It was the first club that I ran with, they sort of took me in because there were a couple of Tewksbury people in the club. I just kind of like training with them over these years and I just kept coming back because the coaches are wonderful, the people are wonderful, everyone is super nice. It’s a really good community to be a part of. I helped coach for a little while, but then I got busy with my schedule. But the kids are awesome, I love seeing them, just getting to run in the Greater Lowell Road Runners jersey is always fun.
: How had coaching affected how you view your own training?
: It helped me think of each thing step by step. When I was trying to explain to the younger kids, you had to explain, ‘this is how you do the correct running form,’ but it made me think of each individual part instead of as a whole.
What performance on the track are you most proud of?
: This was a while ago, I was in eighth grade, and I’ve run faster times than this, but at Ocean Breeze on Staten Island was one race where, it was an 800, and I was just going into it like, ‘I haven’t PR’d in anything this season,' I was just stuck at the same time. All of a sudden, this race just worked. Everything just clicked. The start went well, I stayed with the girl that I never thought I’d be able to stay with, everything just seemed to fit together at that race, sort of like where everything started to get better again. That one was definitely a turning point.
Why did you choose the University of North Carolina for college?
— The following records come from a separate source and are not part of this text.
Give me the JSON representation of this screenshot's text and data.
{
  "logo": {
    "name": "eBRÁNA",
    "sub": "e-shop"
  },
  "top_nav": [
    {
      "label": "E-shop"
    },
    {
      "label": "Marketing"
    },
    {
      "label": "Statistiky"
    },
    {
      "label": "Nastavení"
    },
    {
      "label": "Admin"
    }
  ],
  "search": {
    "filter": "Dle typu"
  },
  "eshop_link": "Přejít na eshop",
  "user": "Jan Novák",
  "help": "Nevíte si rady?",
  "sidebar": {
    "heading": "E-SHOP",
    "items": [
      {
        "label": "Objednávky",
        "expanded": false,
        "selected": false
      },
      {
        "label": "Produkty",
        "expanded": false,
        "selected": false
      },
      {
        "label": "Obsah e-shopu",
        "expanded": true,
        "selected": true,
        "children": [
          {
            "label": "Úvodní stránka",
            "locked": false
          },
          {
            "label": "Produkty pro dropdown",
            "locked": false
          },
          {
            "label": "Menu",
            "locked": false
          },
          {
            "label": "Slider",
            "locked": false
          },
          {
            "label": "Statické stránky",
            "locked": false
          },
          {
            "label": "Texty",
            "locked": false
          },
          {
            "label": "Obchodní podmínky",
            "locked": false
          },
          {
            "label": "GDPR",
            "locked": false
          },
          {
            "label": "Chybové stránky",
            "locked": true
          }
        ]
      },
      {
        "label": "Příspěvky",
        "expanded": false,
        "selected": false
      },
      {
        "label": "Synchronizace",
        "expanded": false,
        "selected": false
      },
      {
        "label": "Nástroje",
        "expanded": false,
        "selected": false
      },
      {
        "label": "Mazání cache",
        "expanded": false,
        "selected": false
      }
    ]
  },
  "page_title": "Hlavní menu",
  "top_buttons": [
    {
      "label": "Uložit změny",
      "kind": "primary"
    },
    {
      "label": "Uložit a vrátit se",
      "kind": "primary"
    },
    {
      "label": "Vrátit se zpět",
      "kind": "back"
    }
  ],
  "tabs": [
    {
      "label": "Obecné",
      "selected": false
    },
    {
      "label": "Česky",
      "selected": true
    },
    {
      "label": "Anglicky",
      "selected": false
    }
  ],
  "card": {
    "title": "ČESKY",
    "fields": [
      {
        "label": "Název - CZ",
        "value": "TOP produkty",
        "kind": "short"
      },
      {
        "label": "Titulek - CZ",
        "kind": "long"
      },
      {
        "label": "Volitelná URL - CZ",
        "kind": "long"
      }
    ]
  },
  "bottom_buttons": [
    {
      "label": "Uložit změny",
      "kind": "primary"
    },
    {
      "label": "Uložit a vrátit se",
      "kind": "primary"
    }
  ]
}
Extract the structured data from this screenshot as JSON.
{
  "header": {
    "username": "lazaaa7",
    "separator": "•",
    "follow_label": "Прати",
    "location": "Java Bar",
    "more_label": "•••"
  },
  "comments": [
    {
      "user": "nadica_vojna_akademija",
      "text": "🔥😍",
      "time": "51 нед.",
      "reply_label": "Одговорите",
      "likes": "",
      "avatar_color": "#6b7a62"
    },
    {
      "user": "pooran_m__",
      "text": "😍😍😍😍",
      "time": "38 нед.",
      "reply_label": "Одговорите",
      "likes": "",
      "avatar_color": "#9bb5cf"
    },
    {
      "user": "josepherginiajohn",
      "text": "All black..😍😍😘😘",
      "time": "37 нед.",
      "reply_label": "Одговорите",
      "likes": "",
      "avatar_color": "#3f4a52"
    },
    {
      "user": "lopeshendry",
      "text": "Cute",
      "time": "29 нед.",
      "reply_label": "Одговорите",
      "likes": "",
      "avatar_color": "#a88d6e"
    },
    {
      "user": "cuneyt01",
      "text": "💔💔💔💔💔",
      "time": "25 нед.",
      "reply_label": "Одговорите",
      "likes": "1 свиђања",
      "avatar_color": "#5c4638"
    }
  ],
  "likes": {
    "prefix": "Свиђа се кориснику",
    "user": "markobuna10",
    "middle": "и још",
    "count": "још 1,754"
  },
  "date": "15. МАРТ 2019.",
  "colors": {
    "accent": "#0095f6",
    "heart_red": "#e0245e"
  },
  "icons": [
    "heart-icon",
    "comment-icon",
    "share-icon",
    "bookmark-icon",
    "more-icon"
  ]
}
I’ll be honest, when I first saw UNC, I did not think it was the school for me. It was a bit hot, I was a bit grumpy after nationals. But then I started talking to the coaches. The first person I talked to was really nice. I started talking to coach Sorenson, and he moved me with his positive attitude. He was saying how they recruit people instead of runners, and that was a big thing for me. I knew I was going to be around these girls all the time. When I actually met the team, I knew it was going to be right for me. I haven’t had any regrets because the girls are such great people.
Do you have any goals you are working towards in this upcoming track season?
I’m hoping to get 2:04 in the 800 meters.